Data records for software interfaces
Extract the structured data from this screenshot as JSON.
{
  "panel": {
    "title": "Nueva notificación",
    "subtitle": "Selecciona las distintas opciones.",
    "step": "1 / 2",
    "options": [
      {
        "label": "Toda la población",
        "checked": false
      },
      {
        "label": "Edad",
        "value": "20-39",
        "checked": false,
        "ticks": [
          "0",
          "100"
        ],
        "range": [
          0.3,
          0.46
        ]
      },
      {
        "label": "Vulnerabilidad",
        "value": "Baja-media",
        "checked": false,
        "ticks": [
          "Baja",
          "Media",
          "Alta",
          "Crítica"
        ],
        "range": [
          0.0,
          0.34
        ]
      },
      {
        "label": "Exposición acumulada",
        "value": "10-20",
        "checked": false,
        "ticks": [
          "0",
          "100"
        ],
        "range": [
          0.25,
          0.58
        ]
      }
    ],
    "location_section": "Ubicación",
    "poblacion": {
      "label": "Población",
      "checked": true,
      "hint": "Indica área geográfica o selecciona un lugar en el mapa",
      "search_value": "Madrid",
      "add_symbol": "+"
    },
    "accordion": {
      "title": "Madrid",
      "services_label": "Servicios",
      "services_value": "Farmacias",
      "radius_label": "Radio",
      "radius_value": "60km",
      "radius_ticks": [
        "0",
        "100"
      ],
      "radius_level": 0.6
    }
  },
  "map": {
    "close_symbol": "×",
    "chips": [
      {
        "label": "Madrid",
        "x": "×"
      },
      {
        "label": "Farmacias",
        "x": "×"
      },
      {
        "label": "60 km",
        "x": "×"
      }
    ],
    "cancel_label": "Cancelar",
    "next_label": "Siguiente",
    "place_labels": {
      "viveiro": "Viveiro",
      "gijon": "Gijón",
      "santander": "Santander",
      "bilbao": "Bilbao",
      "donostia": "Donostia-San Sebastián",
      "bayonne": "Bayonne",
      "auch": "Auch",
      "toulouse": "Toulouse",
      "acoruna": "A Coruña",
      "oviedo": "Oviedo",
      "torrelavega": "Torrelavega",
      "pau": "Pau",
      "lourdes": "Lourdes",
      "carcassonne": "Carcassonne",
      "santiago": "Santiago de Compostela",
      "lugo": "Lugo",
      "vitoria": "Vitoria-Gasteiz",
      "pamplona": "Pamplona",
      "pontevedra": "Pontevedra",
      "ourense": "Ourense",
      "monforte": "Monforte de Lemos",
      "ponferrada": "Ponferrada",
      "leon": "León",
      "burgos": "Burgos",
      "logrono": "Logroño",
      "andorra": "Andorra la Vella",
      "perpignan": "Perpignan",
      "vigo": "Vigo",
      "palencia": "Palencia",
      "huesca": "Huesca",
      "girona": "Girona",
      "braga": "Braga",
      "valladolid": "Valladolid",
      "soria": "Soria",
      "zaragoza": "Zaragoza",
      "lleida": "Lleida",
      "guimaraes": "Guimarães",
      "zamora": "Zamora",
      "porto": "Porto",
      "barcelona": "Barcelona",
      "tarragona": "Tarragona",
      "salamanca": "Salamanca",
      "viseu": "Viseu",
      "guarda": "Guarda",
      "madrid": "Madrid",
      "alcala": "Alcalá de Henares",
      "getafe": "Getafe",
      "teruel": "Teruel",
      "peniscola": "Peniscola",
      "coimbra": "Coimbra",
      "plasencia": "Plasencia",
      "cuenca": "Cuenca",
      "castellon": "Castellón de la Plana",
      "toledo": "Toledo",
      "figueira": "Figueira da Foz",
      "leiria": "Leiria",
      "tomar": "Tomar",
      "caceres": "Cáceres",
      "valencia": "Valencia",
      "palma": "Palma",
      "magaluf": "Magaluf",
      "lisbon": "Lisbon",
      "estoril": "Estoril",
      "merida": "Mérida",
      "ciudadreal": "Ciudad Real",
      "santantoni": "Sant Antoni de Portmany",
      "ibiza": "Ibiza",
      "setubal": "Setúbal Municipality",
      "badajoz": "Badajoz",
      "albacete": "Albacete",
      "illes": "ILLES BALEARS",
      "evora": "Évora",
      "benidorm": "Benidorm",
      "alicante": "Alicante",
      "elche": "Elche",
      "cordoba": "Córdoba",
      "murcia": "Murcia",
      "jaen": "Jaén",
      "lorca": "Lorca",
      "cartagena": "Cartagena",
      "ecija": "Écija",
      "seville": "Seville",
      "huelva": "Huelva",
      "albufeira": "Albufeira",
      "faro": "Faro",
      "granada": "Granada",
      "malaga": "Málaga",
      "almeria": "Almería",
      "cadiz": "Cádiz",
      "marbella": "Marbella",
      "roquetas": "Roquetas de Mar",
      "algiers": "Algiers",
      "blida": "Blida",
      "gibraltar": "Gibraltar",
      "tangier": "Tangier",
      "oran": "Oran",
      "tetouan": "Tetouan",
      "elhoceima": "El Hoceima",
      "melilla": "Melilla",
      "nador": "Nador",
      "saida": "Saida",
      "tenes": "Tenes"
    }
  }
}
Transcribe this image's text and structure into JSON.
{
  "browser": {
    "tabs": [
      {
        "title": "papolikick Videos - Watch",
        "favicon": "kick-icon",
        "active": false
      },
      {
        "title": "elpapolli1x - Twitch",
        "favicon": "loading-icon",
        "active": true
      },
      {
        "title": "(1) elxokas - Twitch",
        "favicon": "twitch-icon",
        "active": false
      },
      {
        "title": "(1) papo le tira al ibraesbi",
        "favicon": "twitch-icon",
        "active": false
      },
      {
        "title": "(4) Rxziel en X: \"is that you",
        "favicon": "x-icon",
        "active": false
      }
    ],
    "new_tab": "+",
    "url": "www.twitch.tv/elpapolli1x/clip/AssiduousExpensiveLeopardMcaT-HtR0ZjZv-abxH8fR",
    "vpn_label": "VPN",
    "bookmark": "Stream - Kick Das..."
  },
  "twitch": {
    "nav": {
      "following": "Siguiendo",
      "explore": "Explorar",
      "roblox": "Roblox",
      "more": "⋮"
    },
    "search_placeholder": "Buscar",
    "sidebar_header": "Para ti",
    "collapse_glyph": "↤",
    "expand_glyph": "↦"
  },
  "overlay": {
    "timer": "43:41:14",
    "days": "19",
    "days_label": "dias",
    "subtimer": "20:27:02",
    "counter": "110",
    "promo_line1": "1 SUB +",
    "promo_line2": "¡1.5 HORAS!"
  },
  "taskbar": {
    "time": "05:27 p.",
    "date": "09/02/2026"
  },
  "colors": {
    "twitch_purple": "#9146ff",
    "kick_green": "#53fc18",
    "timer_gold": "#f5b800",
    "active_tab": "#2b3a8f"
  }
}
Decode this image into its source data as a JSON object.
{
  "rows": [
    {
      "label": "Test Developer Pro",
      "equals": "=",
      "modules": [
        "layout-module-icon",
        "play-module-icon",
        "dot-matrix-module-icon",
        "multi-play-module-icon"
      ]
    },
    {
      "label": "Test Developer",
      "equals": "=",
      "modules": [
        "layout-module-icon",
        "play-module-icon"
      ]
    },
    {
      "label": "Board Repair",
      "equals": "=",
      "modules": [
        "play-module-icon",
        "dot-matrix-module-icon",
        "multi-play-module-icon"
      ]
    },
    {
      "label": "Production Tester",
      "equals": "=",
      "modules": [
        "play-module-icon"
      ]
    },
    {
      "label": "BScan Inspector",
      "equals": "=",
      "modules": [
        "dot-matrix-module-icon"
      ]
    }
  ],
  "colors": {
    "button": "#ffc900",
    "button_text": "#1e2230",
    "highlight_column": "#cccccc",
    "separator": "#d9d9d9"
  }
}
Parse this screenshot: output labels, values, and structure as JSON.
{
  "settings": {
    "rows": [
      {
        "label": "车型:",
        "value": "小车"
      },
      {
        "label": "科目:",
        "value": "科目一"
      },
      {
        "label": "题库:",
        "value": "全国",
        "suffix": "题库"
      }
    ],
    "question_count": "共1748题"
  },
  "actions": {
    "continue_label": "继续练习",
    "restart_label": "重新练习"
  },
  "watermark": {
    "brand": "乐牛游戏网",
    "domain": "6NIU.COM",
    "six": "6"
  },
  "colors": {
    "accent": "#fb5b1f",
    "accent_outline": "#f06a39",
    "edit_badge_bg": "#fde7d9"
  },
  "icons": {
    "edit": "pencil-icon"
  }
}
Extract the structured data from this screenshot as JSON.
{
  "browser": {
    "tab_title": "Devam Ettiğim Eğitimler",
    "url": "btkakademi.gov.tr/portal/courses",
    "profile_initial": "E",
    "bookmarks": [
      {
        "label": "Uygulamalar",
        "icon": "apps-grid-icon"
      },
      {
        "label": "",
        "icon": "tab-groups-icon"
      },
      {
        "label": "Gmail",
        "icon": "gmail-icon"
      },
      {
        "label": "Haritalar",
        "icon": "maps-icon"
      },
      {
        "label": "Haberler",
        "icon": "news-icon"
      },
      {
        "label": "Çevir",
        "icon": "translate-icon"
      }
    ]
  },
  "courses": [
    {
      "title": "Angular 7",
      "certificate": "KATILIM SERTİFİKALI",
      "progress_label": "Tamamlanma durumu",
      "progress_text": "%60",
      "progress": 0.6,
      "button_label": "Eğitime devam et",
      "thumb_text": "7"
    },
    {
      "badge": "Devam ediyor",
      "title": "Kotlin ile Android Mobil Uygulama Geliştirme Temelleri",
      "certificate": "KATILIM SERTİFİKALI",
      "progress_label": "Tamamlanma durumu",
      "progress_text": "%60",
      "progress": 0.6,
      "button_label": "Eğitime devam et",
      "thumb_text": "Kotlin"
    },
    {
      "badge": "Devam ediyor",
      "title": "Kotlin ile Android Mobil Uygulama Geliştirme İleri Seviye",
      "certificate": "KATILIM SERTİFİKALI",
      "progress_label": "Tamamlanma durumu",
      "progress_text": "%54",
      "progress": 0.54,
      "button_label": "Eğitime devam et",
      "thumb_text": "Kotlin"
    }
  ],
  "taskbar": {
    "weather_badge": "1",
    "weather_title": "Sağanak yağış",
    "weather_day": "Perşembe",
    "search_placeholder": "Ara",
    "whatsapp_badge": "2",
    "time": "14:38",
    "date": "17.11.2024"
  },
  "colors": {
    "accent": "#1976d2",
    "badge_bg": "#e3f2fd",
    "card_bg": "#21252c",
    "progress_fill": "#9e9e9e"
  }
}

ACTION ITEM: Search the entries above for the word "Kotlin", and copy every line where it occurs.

SOLUTION TO THIS EXERCISE:
      "title": "Kotlin ile Android Mobil Uygulama Geliştirme Temelleri",
      "thumb_text": "Kotlin"
      "title": "Kotlin ile Android Mobil Uygulama Geliştirme İleri Seviye",
      "thumb_text": "Kotlin"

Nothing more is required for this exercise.